Thune: Debt ceiling action 'unlikely' before September

Thune: Debt ceiling action 'unlikely' before September
© Keren Carrion

Sen. John ThuneJohn Randolph ThuneTrump's magical thinking won't stop the coronavirus pandemic Lawmakers brace for more coronavirus legislation after trillion bill The Hill's Morning Report - Presented by Airbnb - Senate overcomes hurdles, passes massive coronavirus bill MORE (R-S.D.), the No. 3 Republican in the Senate, on Wednesday said it's doubtful that the upper chamber will be taking action on the debt ceiling before September.

“I think it’s probably more of a September strategy,” Thune said, adding that action during the next two weeks was “unlikely.” 

When Senate Majority Leader Mitch McConnellAddison (Mitch) Mitchell McConnellThe Hill's Campaign Report: Trump, Biden spar over coronavirus response Senator Tom Coburn's government oversight legacy Schumer praises choice of Defense inspector general to oversee corporate lending fund MORE (R-Ky.) announced that the Senate would extend its session for the first two weeks of the August recess, he cited the debt ceiling as one of the main action items on the Senate’s to-do list.


Treasury Secretary Steven Mnuchin had repeatedly urged Congress to act on the debt ceiling before August, and last week pegged Sept. 29 as the last day to address the issue before the U.S. Treasury runs out of ways to pay its bills. 

But Republicans still have no plan for how to gather support for a debt-ceiling hike.

A Tuesday meeting between Mnuchin, McConnell and Senate Minority Leader Charles SchumerCharles (Chuck) Ellis SchumerJoe Biden can't lead the charge from his home in Delaware Texas man arrested for allegedly threatening Democrats over coronavirus bill Pelosi not invited by Trump to White House coronavirus relief bill's signing MORE (D-N.Y.) produced little progress, and Democratic Senate sources said Republicans did not even have a proposal on the issue.

Conservatives in Congress want to use the must-pass debt ceiling vote to enact rules that would restrict spending. 

Sen. Ted CruzRafael (Ted) Edward CruzFlorida sheriff asks for new leads in disappearance of Carole Baskin's former husband after Netflix's 'Tiger King' drops Ted Cruz jokes about quarantine boredom, 'Tiger King' Trump faces mounting pressure to unleash Defense Production Act MORE (R-Texas) said the debt ceiling was an "effective tool" for conservative lawmakers who want to reduce government spending. 
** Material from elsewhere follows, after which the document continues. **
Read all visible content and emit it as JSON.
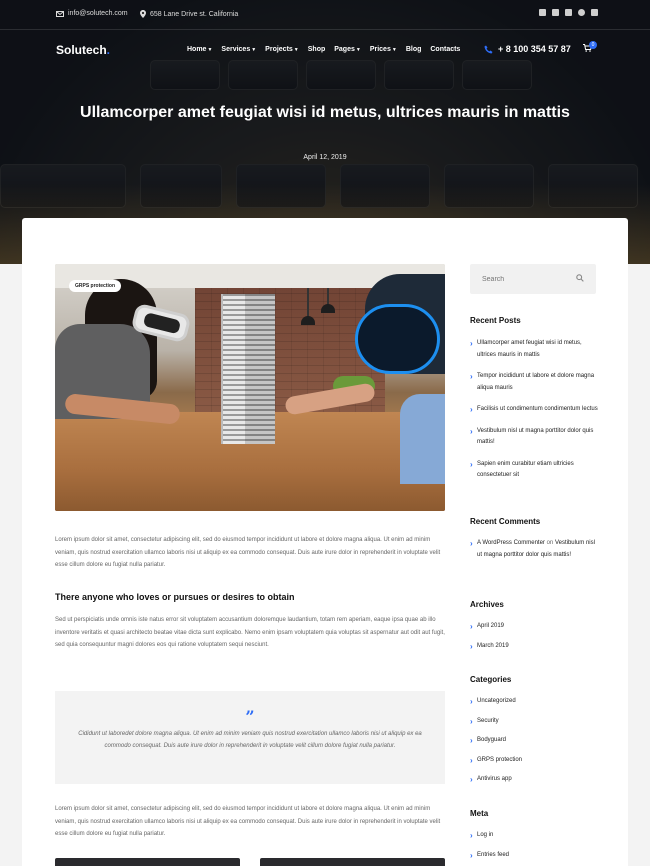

"I hope we use all the tools available to us to do that," he told reporters. 


But Democrats, whose votes will be needed in the Senate, are unlikely to support such measures, and may make demands of their own.

Senate Finance Committee Chairman Orrin HatchOrrin Grant HatchBottom line Bottom line Trump administration backs Oracle in Supreme Court battle against Google MORE (R-Utah) disagreed with Cruz.

“It’s a game to some people, and it shouldn’t be,” he said. “It’s going to move forward. We’ve got to pass it.”

Jordain Carney contributed